WIBDI’s existing coconut oil projects in Samoa involve approximately 80,000 acres tended by more than 700 families. To create the critical mass necessary to compete successfully in international markets, Adi and WIBDI have organized women in Tonga, Vanuatu, Cook Islands, and elsewhere. For her groundbreaking efforts, Adi was recently honored in Washington, DC with Vital Voices’ prestigious Economic Empowerment Award.

Hawaii is a promising location for collaboration. As CNHA President Robin Puanani Danner said, “It is an exciting opportunity worth exploring. Agricultural lands under our land trust established in 1920 by Congress may be a great place to pilot further expansion of coconut oil production. We are committed to exploring the feasibility, identifying homestead families to pilot the process, and working with WIBDI to enter the consortium of Pacific Islanders providing coconut oil on the world market.”

Beautiful Hawaii. Click through for image source.

Beautiful Hawaii.

As President Danner said when she addressed delegates at the Summit, “We have more in common than differences among Pacific Island peoples. Ideas and solutions are often inter-changeable or at least have great potential for success when we share experiences and adjust to the uniqueness of each island economy.”

This is exactly the kind of entrepreneurial, people-to-people collaboration that infuses the Obama Administration’s approach to the Pacific, the President’s home region. That’s why we at Embassy Apia have focused on supporting, promoting, and assisting impactful groups such as WIBDI and SROS, and why Assistant Secretary Babauta engages tirelessly with a wide variety of Pacific Island organizations across the region.

CNHA will host a visit to Hawaii by a WIBDI team before the end of the year, and will work to establish a coconut oil pressing and processing pilot project shortly thereafter.  In the meantime, CNHA will convene small groups of families to determine interest, model financial projections, analyze feasibility, and discuss project scale.

WIBDI booth at a festival in Samoa. Click through for image source.

WIBDI booth at a festival in Samoa.

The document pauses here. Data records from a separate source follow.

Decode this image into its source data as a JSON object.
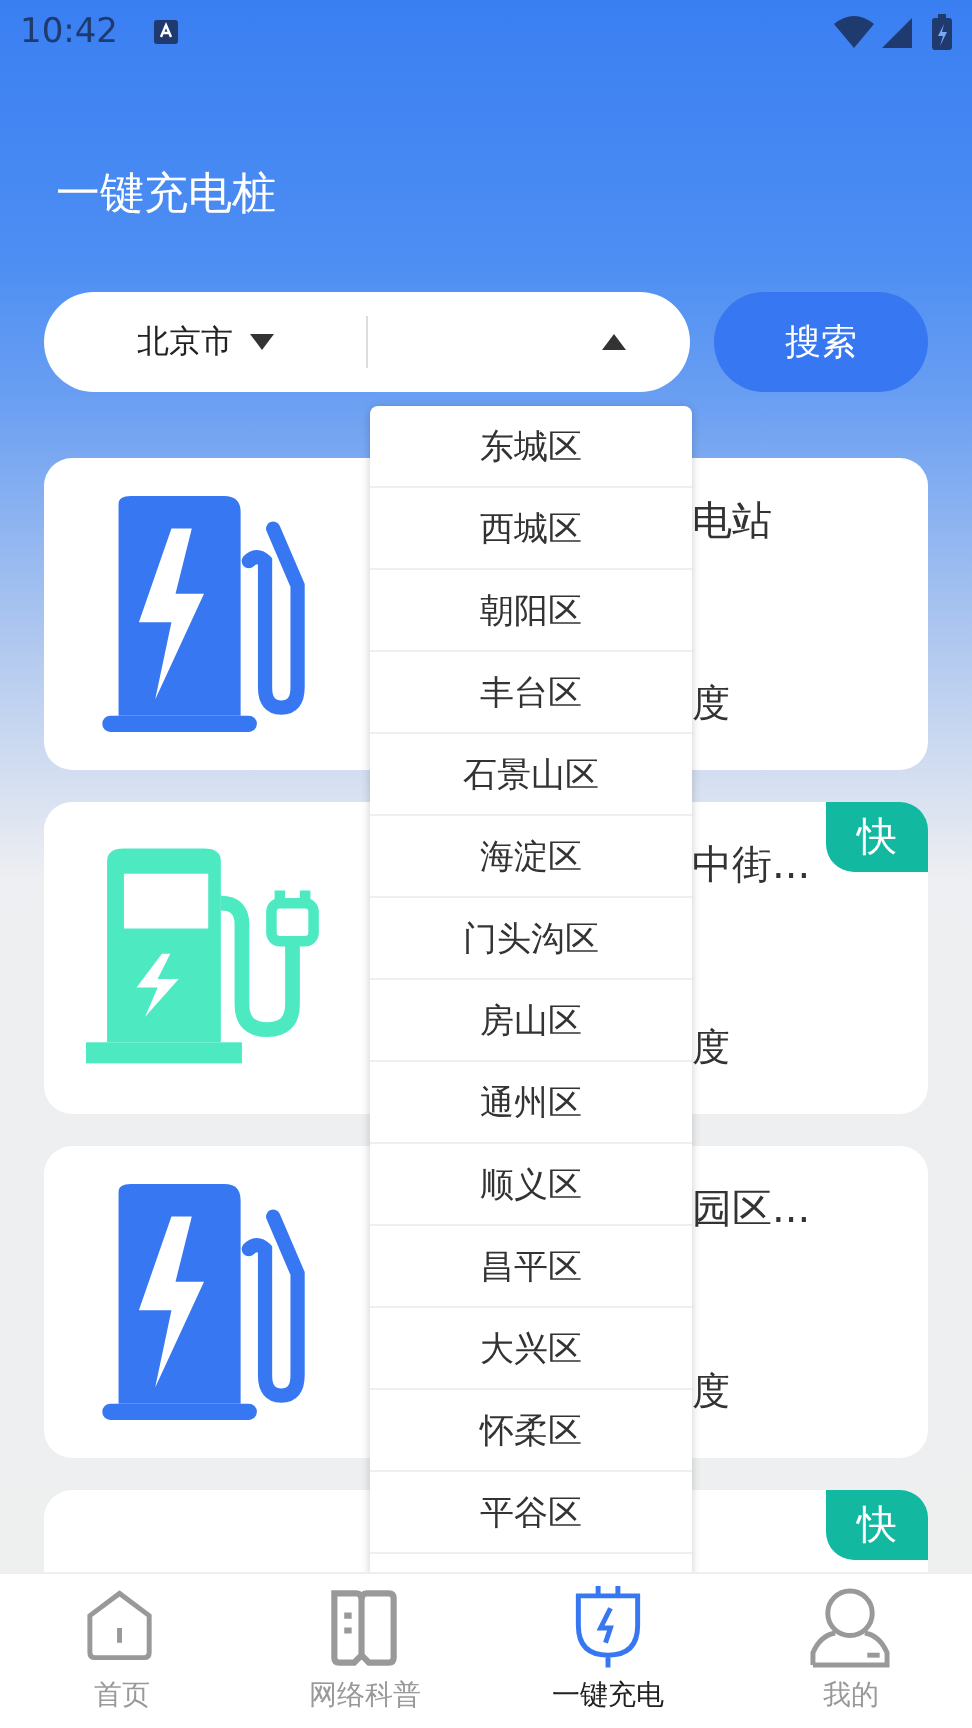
{
  "status_bar": {
    "time": "10:42"
  },
  "title": "一键充电桩",
  "search": {
    "city": "北京市",
    "district_expanded": true,
    "button": "搜索"
  },
  "district_options": [
    {
      "label": "东城区",
      "selected": false
    },
    {
      "label": "西城区",
      "selected": false
    },
    {
      "label": "朝阳区",
      "selected": false
    },
    {
      "label": "丰台区",
      "selected": false
    },
    {
      "label": "石景山区",
      "selected": false
    },
    {
      "label": "海淀区",
      "selected": false
    },
    {
      "label": "门头沟区",
      "selected": false
    },
    {
      "label": "房山区",
      "selected": false
    },
    {
      "label": "通州区",
      "selected": false
    },
    {
      "label": "顺义区",
      "selected": false
    },
    {
      "label": "昌平区",
      "selected": false
    },
    {
      "label": "大兴区",
      "selected": false
    },
    {
      "label": "怀柔区",
      "selected": false
    },
    {
      "label": "平谷区",
      "selected": false
    }
  ],
  "stations": [
    {
      "kind": "pump",
      "name": "电站",
      "detail": "度"
    },
    {
      "kind": "plug",
      "name": "中街...",
      "detail": "度",
      "badge": "快"
    },
    {
      "kind": "pump",
      "name": "园区...",
      "detail": "度"
    },
    {
      "badge": "快"
    }
  ],
  "nav": [
    {
      "kind": "home",
      "label": "首页",
      "selected": false
    },
    {
      "kind": "book",
      "label": "网络科普",
      "selected": false
    },
    {
      "kind": "plug",
      "label": "一键充电",
      "selected": true
    },
    {
      "kind": "user",
      "label": "我的",
      "selected": false
    }
  ]
}
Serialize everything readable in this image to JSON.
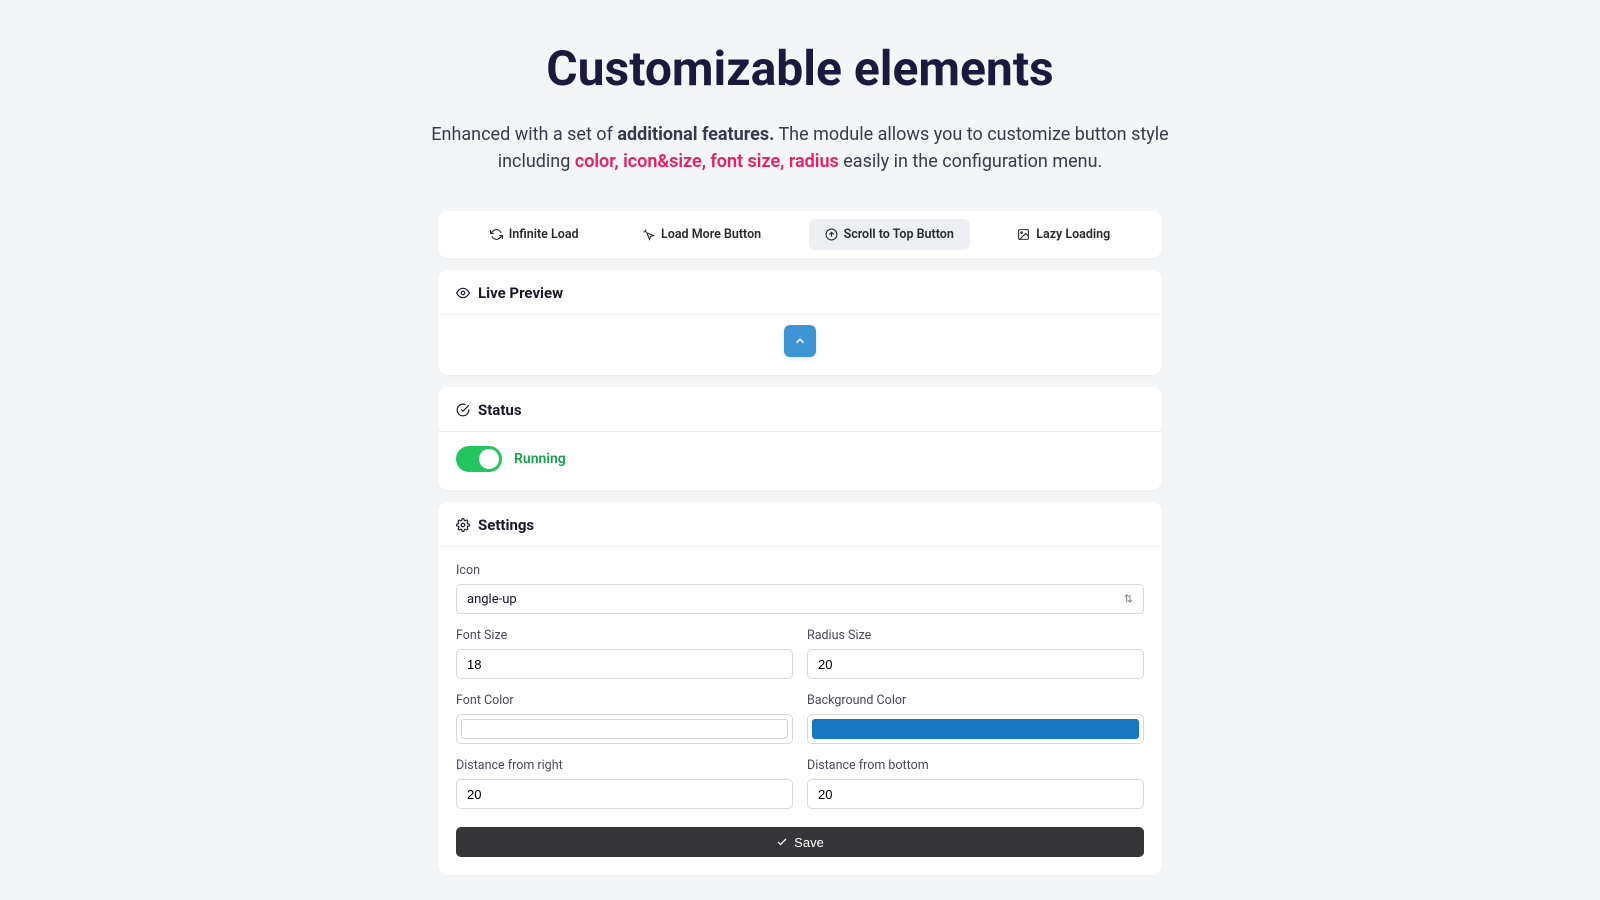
{
  "hero": {
    "title": "Customizable elements",
    "desc_pre": "Enhanced with a set of ",
    "desc_bold": "additional features.",
    "desc_mid": " The module allows you to customize button style including ",
    "desc_highlight": "color, icon&size, font size, radius",
    "desc_post": " easily in the configuration menu."
  },
  "tabs": {
    "infinite": "Infinite Load",
    "loadmore": "Load More Button",
    "scrolltop": "Scroll to Top Button",
    "lazy": "Lazy Loading"
  },
  "preview": {
    "header": "Live Preview"
  },
  "status": {
    "header": "Status",
    "label": "Running"
  },
  "settings": {
    "header": "Settings",
    "icon_label": "Icon",
    "icon_value": "angle-up",
    "fontsize_label": "Font Size",
    "fontsize_value": "18",
    "radius_label": "Radius Size",
    "radius_value": "20",
    "fontcolor_label": "Font Color",
    "fontcolor_value": "#ffffff",
    "bgcolor_label": "Background Color",
    "bgcolor_value": "#1678c2",
    "dright_label": "Distance from right",
    "dright_value": "20",
    "dbottom_label": "Distance from bottom",
    "dbottom_value": "20",
    "save_label": "Save"
  }
}
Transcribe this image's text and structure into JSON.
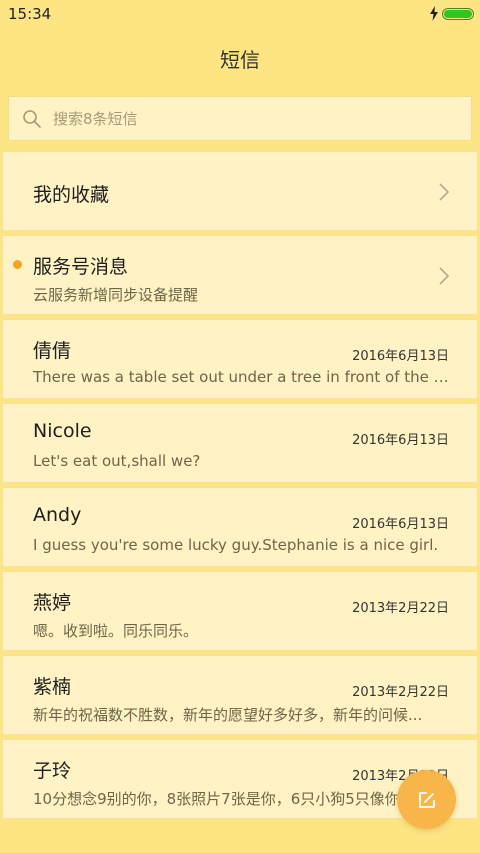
{
  "status_bar": {
    "time": "15:34",
    "icons": [
      "charging-icon",
      "battery-icon"
    ],
    "battery_color": "#33c51d"
  },
  "header": {
    "title": "短信"
  },
  "search": {
    "placeholder": "搜索8条短信",
    "value": ""
  },
  "pinned": [
    {
      "title": "我的收藏",
      "icon": "chevron-right-icon"
    },
    {
      "title": "服务号消息",
      "subtitle": "云服务新增同步设备提醒",
      "unread": true,
      "icon": "chevron-right-icon"
    }
  ],
  "conversations": [
    {
      "name": "倩倩",
      "date": "2016年6月13日",
      "preview": "There was a table set out under a tree in front of the ho..."
    },
    {
      "name": "Nicole",
      "date": "2016年6月13日",
      "preview": "Let's eat out,shall we?"
    },
    {
      "name": "Andy",
      "date": "2016年6月13日",
      "preview": "I guess you're some lucky guy.Stephanie is a nice girl."
    },
    {
      "name": "燕婷",
      "date": "2013年2月22日",
      "preview": "嗯。收到啦。同乐同乐。"
    },
    {
      "name": "紫楠",
      "date": "2013年2月22日",
      "preview": "新年的祝福数不胜数，新年的愿望好多好多，新年的问候..."
    },
    {
      "name": "子玲",
      "date": "2013年2月22日",
      "preview": "10分想念9别的你，8张照片7张是你，6只小狗5只像你..."
    }
  ],
  "fab": {
    "icon": "compose-icon",
    "color": "#f8b64a"
  },
  "colors": {
    "background": "#fde584",
    "card": "#fff3c5",
    "unread_dot": "#f4a524"
  }
}
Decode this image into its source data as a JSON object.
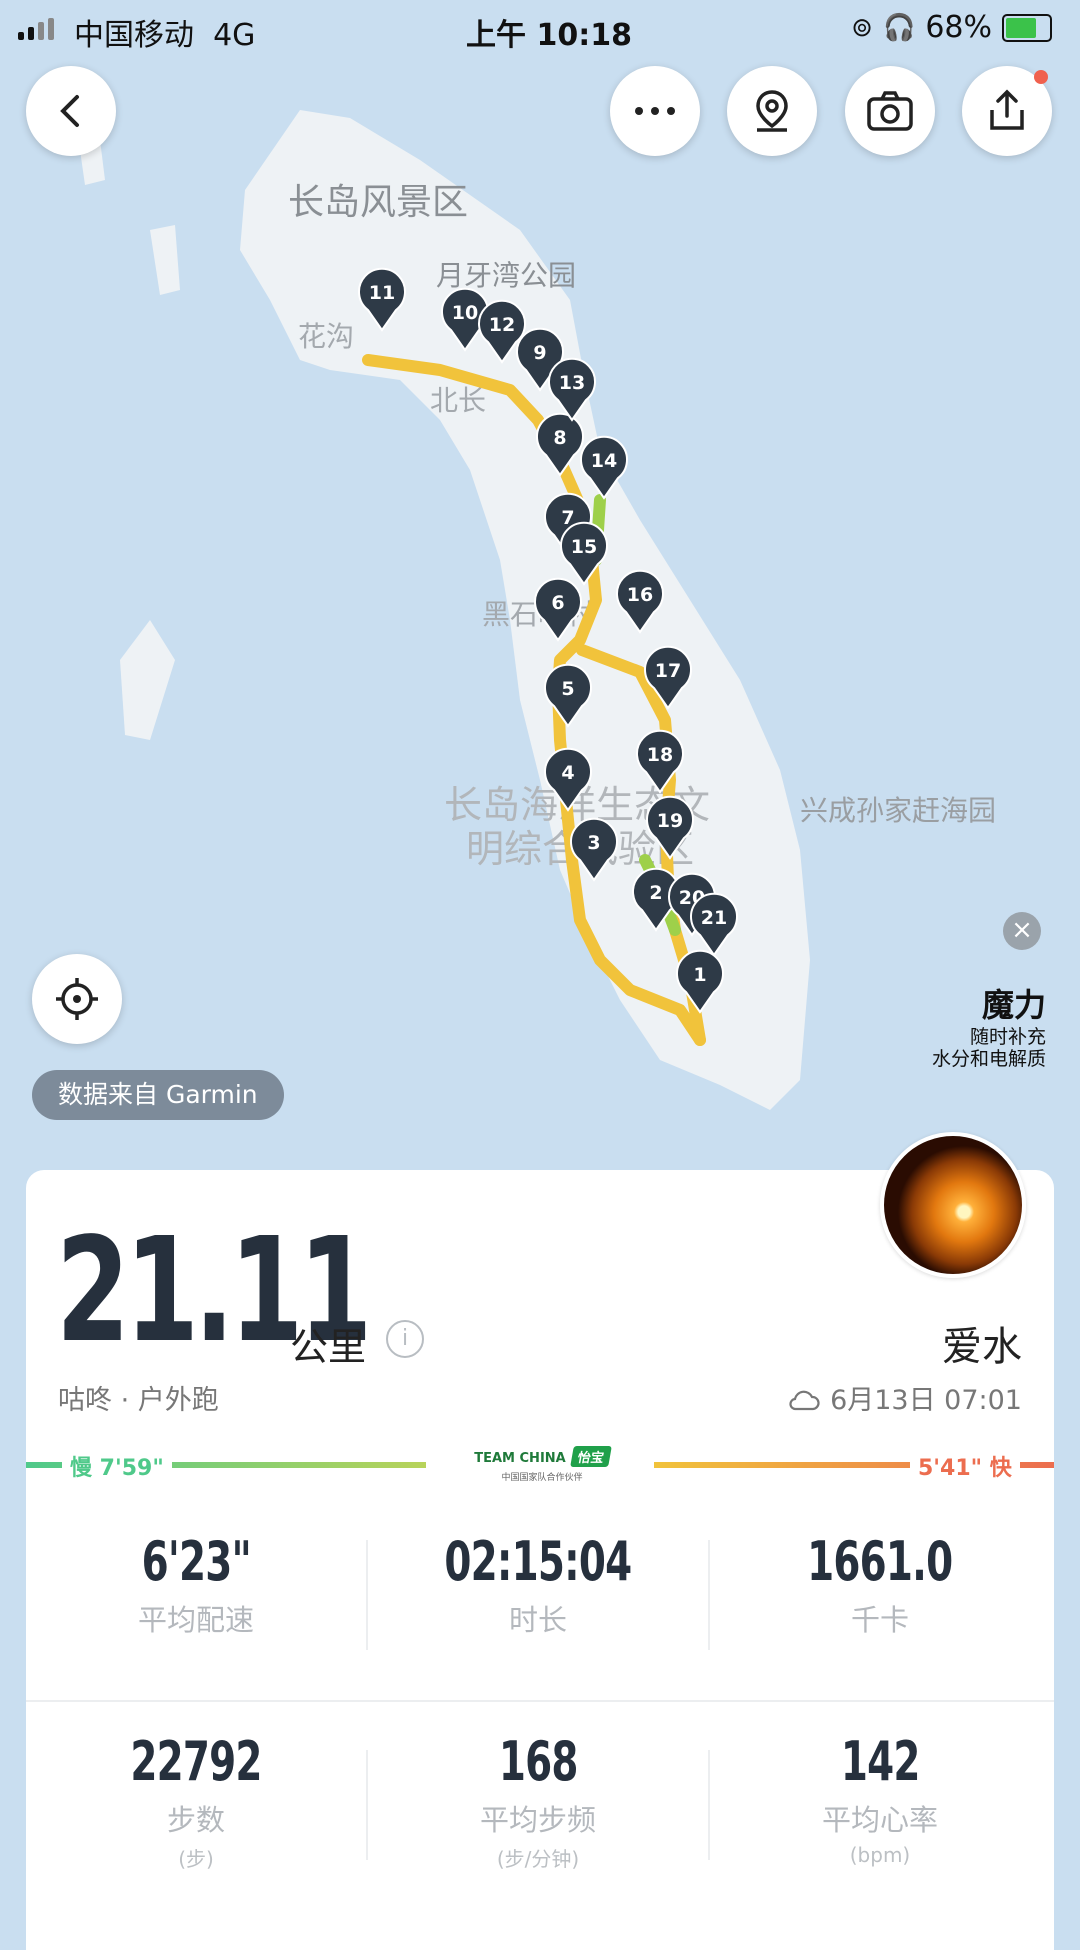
{
  "status": {
    "carrier": "中国移动",
    "network": "4G",
    "time": "上午 10:18",
    "battery": "68%"
  },
  "map": {
    "labels": {
      "scenic": "长岛风景区",
      "park": "月牙湾公园",
      "hua": "花沟",
      "bei": "北长",
      "heishi": "黑石嘴村",
      "zone1": "长岛海洋生态文",
      "zone2": "明综合试验区",
      "xingcheng": "兴成孙家赶海园"
    },
    "markers": [
      "1",
      "2",
      "3",
      "4",
      "5",
      "6",
      "7",
      "8",
      "9",
      "10",
      "11",
      "12",
      "13",
      "14",
      "15",
      "16",
      "17",
      "18",
      "19",
      "20",
      "21"
    ],
    "route_color": "#f1c33b",
    "route_fast_color": "#9ed04a"
  },
  "buttons": {
    "back": "back",
    "more": "more",
    "route": "route",
    "camera": "camera",
    "share": "share",
    "locate": "locate"
  },
  "data_source": "数据来自 Garmin",
  "ad": {
    "title": "魔力",
    "line1": "随时补充",
    "line2": "水分和电解质"
  },
  "summary": {
    "distance": "21.11",
    "unit": "公里",
    "subtitle": "咕咚 · 户外跑",
    "username": "爱水",
    "date": "6月13日 07:01"
  },
  "pace": {
    "slow": "慢 7'59\"",
    "fast": "5'41\" 快",
    "slow_color": "#4fc98a",
    "fast_color": "#ec6d4f"
  },
  "sponsor": {
    "name": "TEAM CHINA",
    "brand": "怡宝",
    "caption": "中国国家队合作伙伴"
  },
  "stats": [
    {
      "value": "6'23\"",
      "label": "平均配速",
      "unit": ""
    },
    {
      "value": "02:15:04",
      "label": "时长",
      "unit": ""
    },
    {
      "value": "1661.0",
      "label": "千卡",
      "unit": ""
    },
    {
      "value": "22792",
      "label": "步数",
      "unit": "(步)"
    },
    {
      "value": "168",
      "label": "平均步频",
      "unit": "(步/分钟)"
    },
    {
      "value": "142",
      "label": "平均心率",
      "unit": "(bpm)"
    }
  ]
}
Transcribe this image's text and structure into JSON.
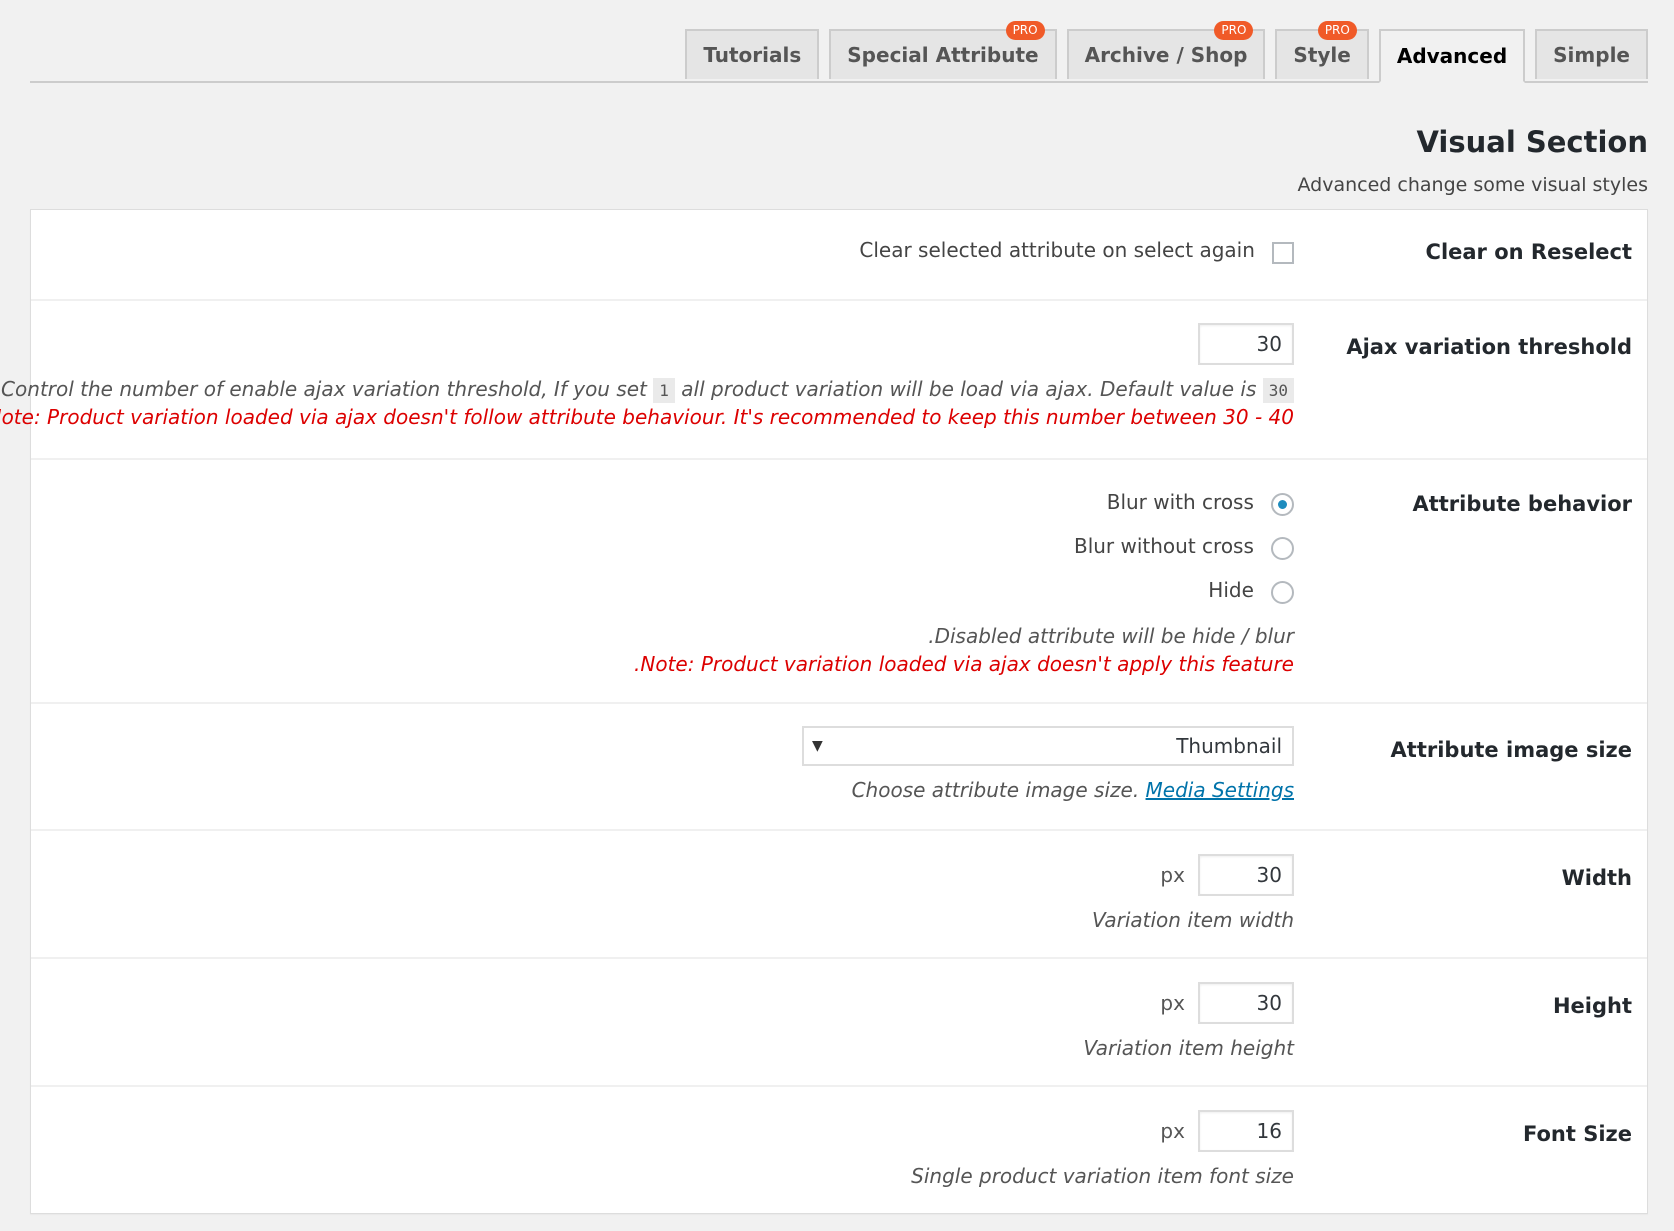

As you know from my prior posts, WIBDI was founded in 1991 and takes a strategic, diversified approach to economic development by building organically certified agricultural co-ops, seeding micro-finance capabilities, preserving and commercializing Samoan traditional crafts, providing training and mentoring to women and girls, and establishing farmers markets. Adi Tafuna’i was there at the start and continues to be the driving force behind the organization.

CNHA is a national network of Native Hawaiian Organizations committed to enhancing life in Hawaii through the cultural, economic, and community development of Native Hawaiians. It provides assistance in accessing capital and technical resources, and serves as a policy voice on issues important to Native Hawaiian communities.

I look forward to talking with Adi again after the exploratory trip to Hawaii, and I will report back as the Samoa-Hawaii collaboration begins to take shape.